For some places, the most appropriate way to address local issues and opportunities will be large scale urban extensions or new settlements.  This represents an approach to planning with a level of long-term ambition and vision that seeks to reap the rewards of large-scale growth for their areas.  However, it also takes a significant amount of work and resources to develop, promote, co-ordinate and enable such schemes, often with cross boundary connotations. We worry, therefore, that the collective effects of the proposed reforms will mean that in some places we will see such longer-term responses to local ambitions now being forced into the “too hard to do” box.  This might secure faster plan production, but the opportunity costs for some places and their existing and future residents could be far greater.

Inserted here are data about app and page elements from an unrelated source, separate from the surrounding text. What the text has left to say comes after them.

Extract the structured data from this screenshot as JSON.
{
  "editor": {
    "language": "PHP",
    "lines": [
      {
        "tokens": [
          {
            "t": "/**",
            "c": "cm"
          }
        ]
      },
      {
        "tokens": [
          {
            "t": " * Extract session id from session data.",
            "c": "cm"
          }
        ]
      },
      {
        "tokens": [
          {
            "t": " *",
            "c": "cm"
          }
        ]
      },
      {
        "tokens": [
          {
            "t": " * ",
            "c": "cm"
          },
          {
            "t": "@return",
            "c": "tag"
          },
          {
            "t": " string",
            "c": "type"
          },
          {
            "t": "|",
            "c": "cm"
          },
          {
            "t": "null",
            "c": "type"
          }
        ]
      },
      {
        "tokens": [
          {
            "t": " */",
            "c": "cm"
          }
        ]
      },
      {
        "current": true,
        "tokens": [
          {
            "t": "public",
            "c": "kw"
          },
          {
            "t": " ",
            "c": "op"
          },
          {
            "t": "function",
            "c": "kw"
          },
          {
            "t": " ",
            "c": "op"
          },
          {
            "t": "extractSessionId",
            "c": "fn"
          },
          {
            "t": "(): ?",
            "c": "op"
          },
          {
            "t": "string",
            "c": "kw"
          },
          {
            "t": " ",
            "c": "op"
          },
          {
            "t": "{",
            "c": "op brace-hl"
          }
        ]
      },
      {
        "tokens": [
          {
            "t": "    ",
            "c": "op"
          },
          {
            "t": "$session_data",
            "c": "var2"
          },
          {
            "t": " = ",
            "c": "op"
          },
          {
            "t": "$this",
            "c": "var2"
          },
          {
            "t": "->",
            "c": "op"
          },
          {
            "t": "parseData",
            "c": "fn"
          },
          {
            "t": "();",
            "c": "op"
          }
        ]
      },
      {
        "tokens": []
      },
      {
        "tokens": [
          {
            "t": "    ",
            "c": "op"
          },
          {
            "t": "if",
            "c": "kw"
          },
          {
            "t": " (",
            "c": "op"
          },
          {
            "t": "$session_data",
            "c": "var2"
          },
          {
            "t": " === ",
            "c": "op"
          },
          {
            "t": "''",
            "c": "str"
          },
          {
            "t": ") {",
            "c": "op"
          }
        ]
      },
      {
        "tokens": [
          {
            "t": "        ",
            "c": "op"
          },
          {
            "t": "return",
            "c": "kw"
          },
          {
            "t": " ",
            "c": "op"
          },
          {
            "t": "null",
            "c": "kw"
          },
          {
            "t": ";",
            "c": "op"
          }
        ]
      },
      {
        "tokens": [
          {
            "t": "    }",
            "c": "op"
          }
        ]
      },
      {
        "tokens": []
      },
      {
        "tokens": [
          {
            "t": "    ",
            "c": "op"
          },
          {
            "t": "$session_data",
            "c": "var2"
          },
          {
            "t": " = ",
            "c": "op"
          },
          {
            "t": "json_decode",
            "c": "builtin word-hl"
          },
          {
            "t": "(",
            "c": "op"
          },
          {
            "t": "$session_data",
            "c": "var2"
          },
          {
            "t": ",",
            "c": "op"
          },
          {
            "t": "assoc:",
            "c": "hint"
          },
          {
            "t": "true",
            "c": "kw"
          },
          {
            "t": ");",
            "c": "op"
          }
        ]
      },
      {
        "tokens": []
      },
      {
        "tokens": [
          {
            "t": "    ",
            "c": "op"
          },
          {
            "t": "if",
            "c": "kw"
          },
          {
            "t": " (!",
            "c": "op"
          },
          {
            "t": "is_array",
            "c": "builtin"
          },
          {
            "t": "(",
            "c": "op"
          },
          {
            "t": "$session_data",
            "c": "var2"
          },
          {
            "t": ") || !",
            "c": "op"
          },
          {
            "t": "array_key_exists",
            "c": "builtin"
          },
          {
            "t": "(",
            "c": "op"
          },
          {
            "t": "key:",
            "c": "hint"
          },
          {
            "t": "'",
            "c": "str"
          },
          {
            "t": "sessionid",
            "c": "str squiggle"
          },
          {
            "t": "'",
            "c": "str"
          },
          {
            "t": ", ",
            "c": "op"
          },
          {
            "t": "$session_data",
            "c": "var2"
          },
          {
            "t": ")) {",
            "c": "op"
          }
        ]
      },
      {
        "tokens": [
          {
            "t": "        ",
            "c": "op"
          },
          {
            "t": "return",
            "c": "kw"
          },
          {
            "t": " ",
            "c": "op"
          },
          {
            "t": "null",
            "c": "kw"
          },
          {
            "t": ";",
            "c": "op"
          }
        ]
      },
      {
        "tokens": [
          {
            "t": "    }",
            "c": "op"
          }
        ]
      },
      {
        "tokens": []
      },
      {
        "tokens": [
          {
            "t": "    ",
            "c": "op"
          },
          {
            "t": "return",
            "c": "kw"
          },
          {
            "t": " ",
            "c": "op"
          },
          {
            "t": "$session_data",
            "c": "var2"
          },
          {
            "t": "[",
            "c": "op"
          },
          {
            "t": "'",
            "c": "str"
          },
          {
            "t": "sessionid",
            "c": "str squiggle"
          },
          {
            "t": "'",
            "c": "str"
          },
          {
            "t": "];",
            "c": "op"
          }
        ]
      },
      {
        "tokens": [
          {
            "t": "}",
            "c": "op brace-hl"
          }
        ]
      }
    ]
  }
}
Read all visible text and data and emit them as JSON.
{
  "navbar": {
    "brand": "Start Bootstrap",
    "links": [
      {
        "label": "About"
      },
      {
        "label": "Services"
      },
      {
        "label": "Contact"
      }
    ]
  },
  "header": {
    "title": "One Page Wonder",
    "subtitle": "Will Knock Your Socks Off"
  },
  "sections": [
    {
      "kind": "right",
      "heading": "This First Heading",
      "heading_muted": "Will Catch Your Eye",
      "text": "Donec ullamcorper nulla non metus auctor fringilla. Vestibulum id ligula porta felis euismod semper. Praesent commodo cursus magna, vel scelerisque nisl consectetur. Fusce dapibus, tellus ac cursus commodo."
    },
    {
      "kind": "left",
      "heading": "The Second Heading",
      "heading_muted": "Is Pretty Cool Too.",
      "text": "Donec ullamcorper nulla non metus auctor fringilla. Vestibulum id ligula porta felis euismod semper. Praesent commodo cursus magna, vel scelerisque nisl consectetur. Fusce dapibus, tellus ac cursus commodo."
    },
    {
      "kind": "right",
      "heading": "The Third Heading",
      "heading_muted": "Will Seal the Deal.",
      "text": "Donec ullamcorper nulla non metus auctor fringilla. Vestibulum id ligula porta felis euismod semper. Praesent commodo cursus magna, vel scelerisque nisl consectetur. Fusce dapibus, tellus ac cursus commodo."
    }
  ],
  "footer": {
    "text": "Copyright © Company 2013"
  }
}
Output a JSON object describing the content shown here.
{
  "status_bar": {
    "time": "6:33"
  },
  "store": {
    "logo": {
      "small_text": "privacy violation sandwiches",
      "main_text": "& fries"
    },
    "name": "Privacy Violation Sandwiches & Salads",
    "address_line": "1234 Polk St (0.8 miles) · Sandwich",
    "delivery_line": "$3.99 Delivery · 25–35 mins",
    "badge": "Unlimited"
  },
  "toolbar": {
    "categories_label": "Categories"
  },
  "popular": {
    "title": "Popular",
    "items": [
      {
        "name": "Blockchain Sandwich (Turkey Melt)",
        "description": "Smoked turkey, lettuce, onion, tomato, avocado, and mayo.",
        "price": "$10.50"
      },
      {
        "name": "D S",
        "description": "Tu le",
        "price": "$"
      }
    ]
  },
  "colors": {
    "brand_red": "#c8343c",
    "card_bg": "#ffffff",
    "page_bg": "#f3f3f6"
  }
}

Processes and Project Management

Part of the answer to the above issues may actually be found in some other, more procedural elements of the proposed reforms.  Notwithstanding that the proposed 30-month plan preparation timetable will likely face significant challenge, we think the principle of seeking better/more visible project management to support improved plan delivery is a good one.

Most Councils will already be using project plans and programmes for workstreams and evidence base production.  Formalising and critiquing it as part the process could help to give the Local Plan more corporate visibility (if it hasn’t got it already) and, hopefully, a lever to secure proper resourcing, especially if timeframes are condensed and workloads intensify.  In providing project management support to Councils, we always advise them at the outset to think holistically about the work and resources that are required across the organisation (and beyond).  It also makes sense, in two tier areas, that County Councils adopt a similar approach to how they will help to resource the production of local plans across their area.  This is also a good opportunity to think creatively about resourcing. The work we undertook for PAS on behalf of DHLUC recently on PPAs highlighted a small number of Councils using PPAs to undertake site specific evidence gathering.

The proposed gateway assessments with external critique and support are also, to a degree, formalisation of existing good practice (currently involving PINs).  The suggested 3 gateways do raise concerns about the impact they will have on the very tight timetables proposed as well as how the work will be resourced – both by local authorities and also those tasked with conducting the gateway reviews. DHLUC officials attending the events run by PAS over September suggested these gateways might not be statutory, but clearly an Authority not going through them would need to have good reasons why.  This would suggest a degree of discretion and flexibility with the gateways to enable them to best respond to the needs and circumstances of each Council. Flexibility for Councils to decide how many and who undertakes/is involved in the assessment(s) – particularly the early advisory gateways – is likely to increase the actual implementation levels, particularly if take up of good practice is incentivised through additional resourcing support.

Hyas is always an advocate of employing good, proportionate project management with the additional clarity, certainty and efficiency that normally follows.  Capturing the proposed approach clearly in a document or report (the Project Initiation Document described in the consultation) is supported but it will be crucial to directly address that elephant in the corner at this stage by including a clear plan for resources alongside the plans for engagement, evidence and production.

As noted, the above considers quite a narrow section of the proposed reforms.  It will be interesting to see what the sector thinks about these elements through the consultation and other commentary as well as the broad range of other proposals.  Also close to our hearts here at Hyas is the potential read across to implications on related matters of design and coding (see our previous specific think pieces on those aspects of current and emerging practice as well), particularly through the proposed new Supplementary Plans as well as the role of technology and digitisation in speeding and simplifying the process whilst also re-enfranchising people in the discussion over the future of their places.


Paul Brockway, Director